January 19, 2007
The Great Cometary Show
Comet C/2006 P1 was discovered in August 2006 by Robert McNaught on images taken by D. M. Burton with the 0.5-m Uppsala Schmidt telescope in the course of the Siding Spring Survey (Australia). It is one of 29 comets discovered by this telescope since early 2004 in a project to systematically search the southern skies for asteroids, or comets, that can pass close to the Earth. At that time, the comet was only a very faint, barely diffuse object, about 50 000 times fainter than what the unaided eye can see.

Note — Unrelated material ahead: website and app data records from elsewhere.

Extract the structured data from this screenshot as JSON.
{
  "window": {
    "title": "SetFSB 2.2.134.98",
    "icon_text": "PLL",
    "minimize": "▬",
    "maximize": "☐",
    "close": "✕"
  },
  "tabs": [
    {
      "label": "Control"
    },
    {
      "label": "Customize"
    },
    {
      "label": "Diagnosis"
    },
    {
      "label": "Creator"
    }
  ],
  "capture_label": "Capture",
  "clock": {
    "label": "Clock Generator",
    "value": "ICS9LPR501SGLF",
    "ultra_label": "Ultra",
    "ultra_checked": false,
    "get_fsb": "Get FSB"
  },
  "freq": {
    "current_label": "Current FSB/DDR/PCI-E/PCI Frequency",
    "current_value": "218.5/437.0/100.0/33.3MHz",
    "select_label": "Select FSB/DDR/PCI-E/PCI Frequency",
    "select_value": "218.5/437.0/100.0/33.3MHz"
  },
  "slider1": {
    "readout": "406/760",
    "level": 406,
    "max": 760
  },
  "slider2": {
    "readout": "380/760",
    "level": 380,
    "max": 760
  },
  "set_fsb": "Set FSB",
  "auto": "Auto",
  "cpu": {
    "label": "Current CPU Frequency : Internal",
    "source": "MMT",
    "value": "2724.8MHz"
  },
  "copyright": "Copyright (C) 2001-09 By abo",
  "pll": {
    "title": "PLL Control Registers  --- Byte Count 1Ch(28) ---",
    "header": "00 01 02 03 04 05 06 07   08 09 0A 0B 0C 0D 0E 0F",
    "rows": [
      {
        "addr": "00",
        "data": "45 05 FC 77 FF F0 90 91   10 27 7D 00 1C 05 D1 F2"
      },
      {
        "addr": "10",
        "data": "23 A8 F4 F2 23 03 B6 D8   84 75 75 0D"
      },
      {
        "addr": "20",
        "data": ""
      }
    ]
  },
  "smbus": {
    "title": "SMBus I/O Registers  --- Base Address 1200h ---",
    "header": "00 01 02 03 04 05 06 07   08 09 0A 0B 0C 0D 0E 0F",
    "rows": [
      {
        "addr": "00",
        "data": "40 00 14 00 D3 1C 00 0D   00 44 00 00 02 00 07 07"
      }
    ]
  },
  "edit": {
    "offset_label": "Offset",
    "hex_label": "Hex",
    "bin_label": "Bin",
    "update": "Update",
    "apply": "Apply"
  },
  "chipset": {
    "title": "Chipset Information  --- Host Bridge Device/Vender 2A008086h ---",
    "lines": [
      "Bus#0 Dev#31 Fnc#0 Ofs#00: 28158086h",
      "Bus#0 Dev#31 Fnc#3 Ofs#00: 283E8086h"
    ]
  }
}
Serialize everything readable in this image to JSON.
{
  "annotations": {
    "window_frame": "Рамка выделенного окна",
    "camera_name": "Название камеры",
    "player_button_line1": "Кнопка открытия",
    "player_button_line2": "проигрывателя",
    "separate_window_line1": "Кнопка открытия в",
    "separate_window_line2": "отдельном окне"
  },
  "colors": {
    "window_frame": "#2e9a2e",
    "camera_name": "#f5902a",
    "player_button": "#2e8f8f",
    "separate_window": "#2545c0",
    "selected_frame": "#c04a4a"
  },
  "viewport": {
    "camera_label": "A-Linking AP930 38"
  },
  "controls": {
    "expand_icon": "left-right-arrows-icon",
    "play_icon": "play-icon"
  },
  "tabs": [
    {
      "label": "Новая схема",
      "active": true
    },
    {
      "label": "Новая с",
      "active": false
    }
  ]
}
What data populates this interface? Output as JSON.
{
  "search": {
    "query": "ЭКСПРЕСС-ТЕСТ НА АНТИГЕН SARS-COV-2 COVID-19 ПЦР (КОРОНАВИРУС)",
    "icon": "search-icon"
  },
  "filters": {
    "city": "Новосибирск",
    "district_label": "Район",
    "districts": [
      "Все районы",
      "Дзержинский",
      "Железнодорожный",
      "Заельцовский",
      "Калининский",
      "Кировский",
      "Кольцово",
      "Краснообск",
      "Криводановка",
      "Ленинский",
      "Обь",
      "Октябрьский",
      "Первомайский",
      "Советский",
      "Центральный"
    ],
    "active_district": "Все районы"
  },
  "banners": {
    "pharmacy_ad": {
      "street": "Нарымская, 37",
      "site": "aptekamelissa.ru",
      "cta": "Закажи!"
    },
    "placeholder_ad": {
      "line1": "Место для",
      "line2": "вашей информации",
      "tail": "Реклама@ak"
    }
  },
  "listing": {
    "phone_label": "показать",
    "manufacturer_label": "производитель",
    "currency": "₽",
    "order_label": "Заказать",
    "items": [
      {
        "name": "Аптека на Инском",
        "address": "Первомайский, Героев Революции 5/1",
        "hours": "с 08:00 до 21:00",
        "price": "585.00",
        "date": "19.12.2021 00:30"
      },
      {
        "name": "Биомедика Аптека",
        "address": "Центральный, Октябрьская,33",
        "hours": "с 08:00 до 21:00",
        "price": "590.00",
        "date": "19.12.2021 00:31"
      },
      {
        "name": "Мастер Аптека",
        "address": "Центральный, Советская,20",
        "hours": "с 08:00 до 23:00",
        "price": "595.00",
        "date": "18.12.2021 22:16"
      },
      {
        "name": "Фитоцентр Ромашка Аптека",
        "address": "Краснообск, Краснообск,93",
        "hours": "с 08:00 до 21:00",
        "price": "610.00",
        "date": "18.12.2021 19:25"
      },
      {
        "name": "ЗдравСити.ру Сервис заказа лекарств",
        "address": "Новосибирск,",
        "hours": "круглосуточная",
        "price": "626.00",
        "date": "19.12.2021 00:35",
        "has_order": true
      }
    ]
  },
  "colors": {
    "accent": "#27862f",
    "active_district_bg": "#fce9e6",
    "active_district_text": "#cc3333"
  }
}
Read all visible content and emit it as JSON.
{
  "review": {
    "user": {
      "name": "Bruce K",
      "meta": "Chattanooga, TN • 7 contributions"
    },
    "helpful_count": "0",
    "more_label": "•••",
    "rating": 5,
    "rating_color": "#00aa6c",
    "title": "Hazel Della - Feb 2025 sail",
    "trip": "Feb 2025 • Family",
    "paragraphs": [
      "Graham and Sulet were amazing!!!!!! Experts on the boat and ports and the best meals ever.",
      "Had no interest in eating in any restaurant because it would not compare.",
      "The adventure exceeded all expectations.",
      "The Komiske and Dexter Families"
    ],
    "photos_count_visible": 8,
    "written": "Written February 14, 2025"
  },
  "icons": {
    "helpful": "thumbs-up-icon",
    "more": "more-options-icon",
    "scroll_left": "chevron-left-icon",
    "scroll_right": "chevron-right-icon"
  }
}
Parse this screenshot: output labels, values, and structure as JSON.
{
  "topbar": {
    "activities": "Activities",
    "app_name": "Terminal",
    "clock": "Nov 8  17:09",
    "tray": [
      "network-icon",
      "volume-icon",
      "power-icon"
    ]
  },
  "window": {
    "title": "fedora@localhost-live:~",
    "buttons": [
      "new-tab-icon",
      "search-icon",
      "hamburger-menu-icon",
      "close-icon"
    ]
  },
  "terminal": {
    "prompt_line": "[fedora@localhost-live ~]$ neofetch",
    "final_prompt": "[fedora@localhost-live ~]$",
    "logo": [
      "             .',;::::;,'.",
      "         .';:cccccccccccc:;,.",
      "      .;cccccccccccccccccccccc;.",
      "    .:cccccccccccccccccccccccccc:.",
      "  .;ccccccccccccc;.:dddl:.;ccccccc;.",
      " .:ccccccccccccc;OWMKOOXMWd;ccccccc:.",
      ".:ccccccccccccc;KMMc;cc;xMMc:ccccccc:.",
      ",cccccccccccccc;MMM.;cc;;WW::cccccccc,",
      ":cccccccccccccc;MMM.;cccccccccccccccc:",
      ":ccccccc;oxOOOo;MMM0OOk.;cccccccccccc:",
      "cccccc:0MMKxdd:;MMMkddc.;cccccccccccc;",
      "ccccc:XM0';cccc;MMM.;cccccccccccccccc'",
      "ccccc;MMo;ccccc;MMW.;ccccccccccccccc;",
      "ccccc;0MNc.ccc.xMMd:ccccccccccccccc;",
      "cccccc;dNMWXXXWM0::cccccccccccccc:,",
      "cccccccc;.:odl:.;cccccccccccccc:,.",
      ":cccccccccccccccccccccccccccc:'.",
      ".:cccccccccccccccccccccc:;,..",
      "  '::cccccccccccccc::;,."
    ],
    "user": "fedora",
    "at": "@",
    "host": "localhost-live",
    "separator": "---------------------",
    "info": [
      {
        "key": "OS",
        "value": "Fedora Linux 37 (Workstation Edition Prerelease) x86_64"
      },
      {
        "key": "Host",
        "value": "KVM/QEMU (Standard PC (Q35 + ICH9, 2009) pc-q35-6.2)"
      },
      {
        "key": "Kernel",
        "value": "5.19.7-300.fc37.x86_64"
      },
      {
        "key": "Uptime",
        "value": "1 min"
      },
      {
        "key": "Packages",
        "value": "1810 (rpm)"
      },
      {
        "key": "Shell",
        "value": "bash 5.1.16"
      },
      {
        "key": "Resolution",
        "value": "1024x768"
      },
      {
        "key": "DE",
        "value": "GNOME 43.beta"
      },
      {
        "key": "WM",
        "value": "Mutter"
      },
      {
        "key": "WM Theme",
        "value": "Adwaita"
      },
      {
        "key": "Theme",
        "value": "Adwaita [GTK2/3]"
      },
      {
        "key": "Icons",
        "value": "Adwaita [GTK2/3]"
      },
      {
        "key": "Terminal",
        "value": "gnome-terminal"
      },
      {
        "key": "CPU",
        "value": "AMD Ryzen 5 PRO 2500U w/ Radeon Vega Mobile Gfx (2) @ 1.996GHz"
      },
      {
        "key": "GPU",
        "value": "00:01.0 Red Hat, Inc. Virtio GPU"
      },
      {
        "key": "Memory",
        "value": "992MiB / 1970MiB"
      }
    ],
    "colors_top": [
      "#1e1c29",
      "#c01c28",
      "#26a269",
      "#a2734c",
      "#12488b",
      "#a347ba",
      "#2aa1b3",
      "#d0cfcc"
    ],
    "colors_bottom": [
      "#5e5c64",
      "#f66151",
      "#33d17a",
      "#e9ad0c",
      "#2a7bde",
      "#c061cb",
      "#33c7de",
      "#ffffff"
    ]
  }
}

However, as the comet came closer to the Sun, it brightened rapidly, in such a way as to become easily visible with the unaided eye in early January 2007, becoming brighter than Comet Hale-Bopp and Comet West, thereby earning its title of Great Comet of 2007. It even became the brightest comet in more than 40 years.Comet McNaught had its closest approach to the Sun on 12 January, being well inside the orbit of Mercury, with a minimum distance of only 17% the mean Earth-Sun distance. On January 13, it reached its maximum brightness when it was possibly brighter than Venus.
In early January, it was visible in the northern hemisphere but after passing the Sun, it only became visible from the southern hemisphere, entering the constellation Microscopium (The Microscope) on 18 January.
Astronomers in ESO's observatories in Chile are thus optimally placed to enjoy the show and certainly do not want to miss it. The comet displays a vivid coma and a lovely, sweeping tail.
As the night deepens, and the comet had set, it revealed a sweeping fan that gives onlookers the impression they are witnessing an aurora, albeit the phenomenon is completely different. The structure in the tail is probably the fingerprint of past bursts of activity of the comet, releasing small dust particles whose paths are deflected by the solar light.
The comet is now heading further south and should still be nicely visible for southern observers for several days.